It’s difficult to stay on top of all the news at the best of times, let alone when a Tory civil war is unfolding.
The resignation of Boris Johnson and the battle for his place at No. 10 has definitely dominated the news for the past two weeks.
And while the appointment of the new prime minister is important, the turmoil in government means other stories may have slipped under the radar.
So here are four more pieces of news you may have missed.
1. Russia is making progress in Ukraine
On Thursday, Russia attacked a densely populated area in Kharkiv, killing at least two people and wounding 21 others.

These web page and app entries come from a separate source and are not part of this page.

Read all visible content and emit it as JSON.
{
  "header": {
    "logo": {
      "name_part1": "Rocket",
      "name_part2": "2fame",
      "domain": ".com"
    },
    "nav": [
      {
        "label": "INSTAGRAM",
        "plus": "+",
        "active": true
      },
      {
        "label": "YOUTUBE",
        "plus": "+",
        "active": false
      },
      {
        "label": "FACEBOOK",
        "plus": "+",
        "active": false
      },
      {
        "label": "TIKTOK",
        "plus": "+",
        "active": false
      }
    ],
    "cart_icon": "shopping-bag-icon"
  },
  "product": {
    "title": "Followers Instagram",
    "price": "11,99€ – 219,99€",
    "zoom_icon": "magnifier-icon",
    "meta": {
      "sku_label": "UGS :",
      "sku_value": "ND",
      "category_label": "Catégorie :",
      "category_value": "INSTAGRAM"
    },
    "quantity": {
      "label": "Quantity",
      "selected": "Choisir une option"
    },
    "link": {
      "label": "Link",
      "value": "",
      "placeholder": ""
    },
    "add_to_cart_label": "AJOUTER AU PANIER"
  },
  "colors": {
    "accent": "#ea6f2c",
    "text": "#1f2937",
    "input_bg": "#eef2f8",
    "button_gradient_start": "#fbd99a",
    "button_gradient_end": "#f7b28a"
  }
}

It looks like the shelling hit a market, a bus stop, a gym and an apartment building.
It comes after Moscow’s Foreign Minister Sergei Lavrov announced on Wednesday that Russia is expanding its military targets in Ukraine.
This means that it is essentially trying to take control of all of Ukraine’s southern regions and that Russian forces are moving beyond the so-called “People’s Republics” of Donestk and Luhansk to the east.
The invasion is now in its fifth month and continues to last much longer than originally predicted by Russia. But despite the slow start and strong resistance from Ukrainian forces and repelling Russian troops from other parts of the country (including the capital Kyiv), Putin does not appear to be giving up.
Meanwhile, in response to the Kremlin’s escalating military targets, Ukraine’s Foreign Minister Dmytro Kuleba tweeted that “Russians want blood, not talks,” and called for more help from allies.
Lavrov has warned the West that if NATO allies continue to supply the country with long-range weapons, the Kremlin will further expand its targets.
2. Workers’ strikes continue
The summer of dissatisfaction lingers, with Royal Mail staff voting to strike over pay on Tuesday.
More than 115,000 workers affiliated with the Communication Workers Union supported the action, which, if carried out, could become the largest strike ever by its members.
When Royal Mail tweeted that they were “disappointed” with the strike action, the CWU replied: “Dry your eyes mate.”
Wage disputes are affecting industries across the UK as the cost of living crisis pushes back current wages for railway workers and airport workers.
The CWU is just one of many unions voting to strike lately as inflation soars to a 40-year high.
3. Annual grocery bills rise by £454
Shoppers across the UK will soon see their annual grocery bills for the year increase by £454 due to food and drink inflation.
Grocery price inflation rose to 9.9% in the four weeks ended July 10, up from 8.3% the previous month, according to retail research firm Kantar.
Fuel costs and supply chain issues are passed on to consumers.
Fraser McKevitt, Kantar’s head of retail and consumer insight, told the PA news agency he expected the record for grocery inflation to be broken “in August”.
4. NHS is not coping with Covid
While the worst of the heatwave is over (for now), healthcare is still grappling with Covid infections more than two years after the initial lockdown.
The editor of the British Medical Journal, Dr. Kamran Abbasi, and Health Service Journal editor Alastair McLellan, wrote an alarming editorial on Monday, warning that the NHS could buckle under continued pressure from Covid.
This is due to a number of factors, including periods of underfunding over the past decade, “lack of an adequate workforce plan” and “a cowardly and short-sighted failure to implement welfare reform”.
Now it seems that the Government’s ‘Living with Covid’ strategy could be the last straw if another wave of infections sweeps through Britain.
Abbasi and McLellan claimed that the government is “pretending it’s not happening or implying everything is under control” and said the healthcare system is in fact “dying” of Covid.
They called on the government to “stop gaslighting the public” and be honest the pandemic is still looming very strong over the NHS.
https://www.huffingtonpost.co.uk/entry/news-you-missed-due-to-conservative-civil-war_uk_62d91d59e4b06e213fbb6d25 4 Bits Of News You May Have Missed Due To The Tory Civil War